Provided material:
#####

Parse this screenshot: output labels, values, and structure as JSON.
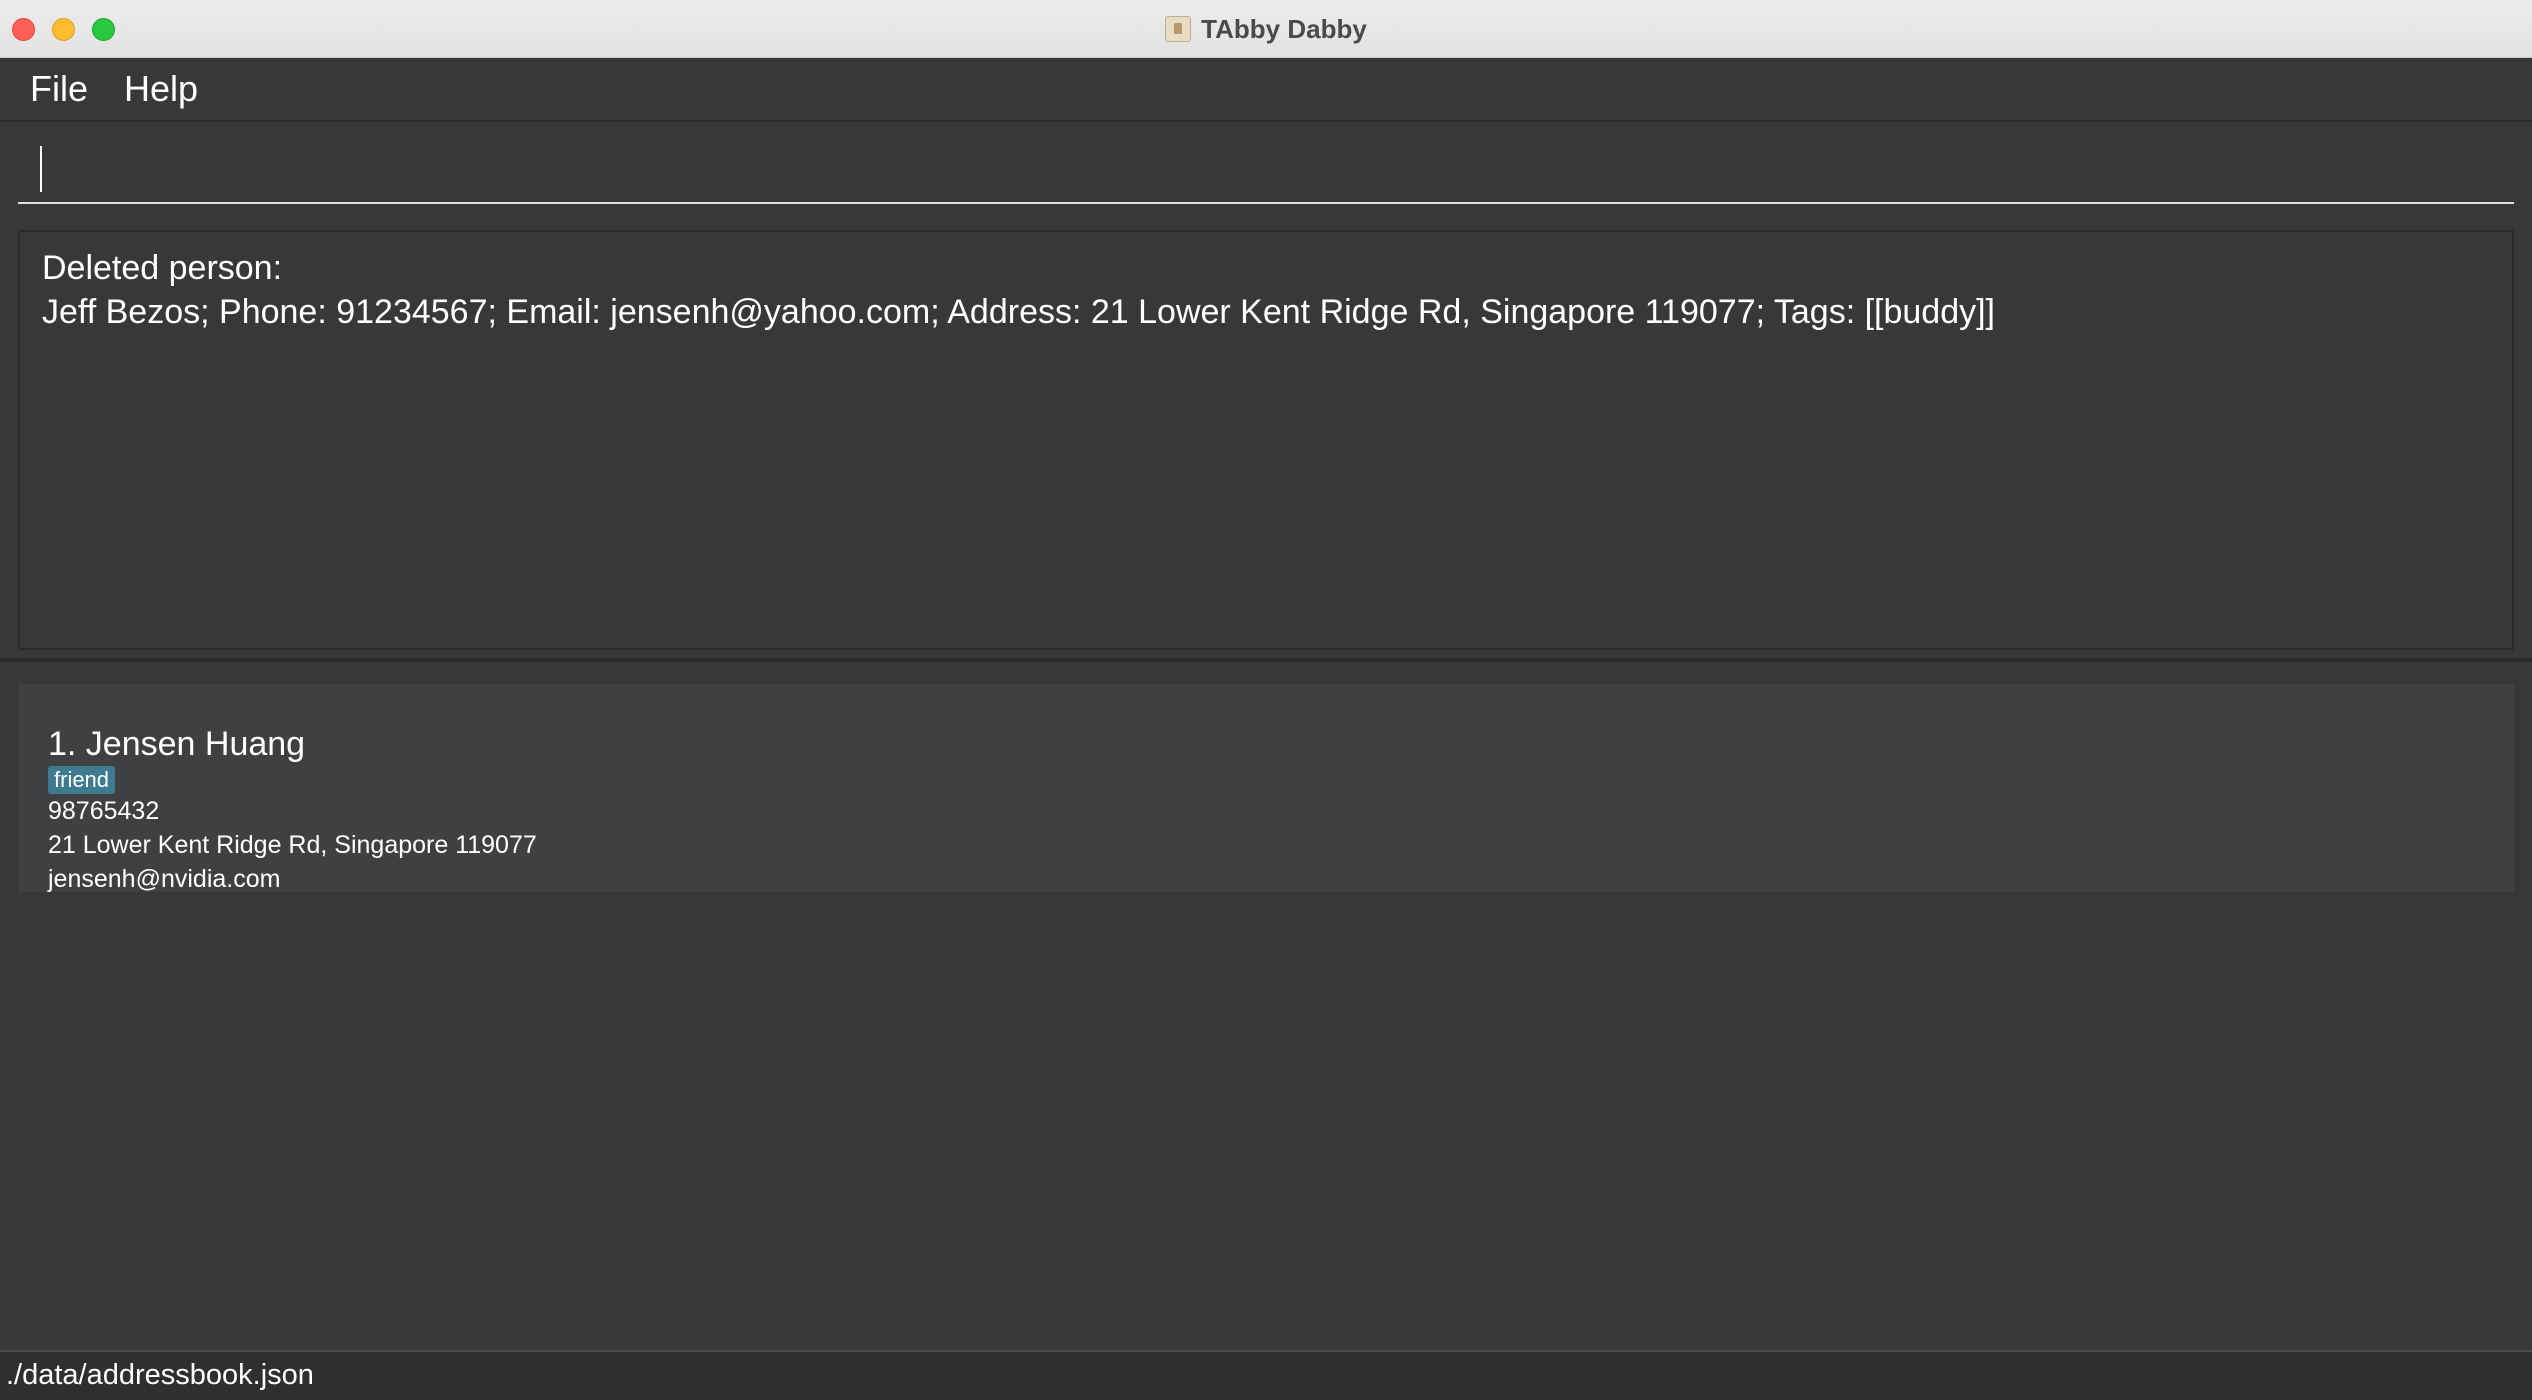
{
  "window": {
    "title": "TAbby Dabby",
    "app_icon": "address-book-icon"
  },
  "menu": {
    "items": [
      {
        "label": "File"
      },
      {
        "label": "Help"
      }
    ]
  },
  "command_box": {
    "value": "",
    "placeholder": ""
  },
  "result_display": {
    "line1": "Deleted person:",
    "line2": "Jeff Bezos; Phone: 91234567; Email: jensenh@yahoo.com; Address: 21 Lower Kent Ridge Rd, Singapore 119077; Tags: [[buddy]]"
  },
  "persons": [
    {
      "index_name": "1. Jensen Huang",
      "tags": [
        "friend"
      ],
      "phone": "98765432",
      "address": "21 Lower Kent Ridge Rd, Singapore 119077",
      "email": "jensenh@nvidia.com"
    }
  ],
  "status_bar": {
    "path": "./data/addressbook.json"
  },
  "colors": {
    "background": "#383838",
    "card": "#3f4042",
    "tag": "#3e7b91",
    "text": "#ffffff"
  }
}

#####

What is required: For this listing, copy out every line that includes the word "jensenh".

Answer section:
    "line2": "Jeff Bezos; Phone: 91234567; Email: jensenh@yahoo.com; Address: 21 Lower Kent Ridge Rd, Singapore 119077; Tags: [[buddy]]"
      "email": "jensenh@nvidia.com"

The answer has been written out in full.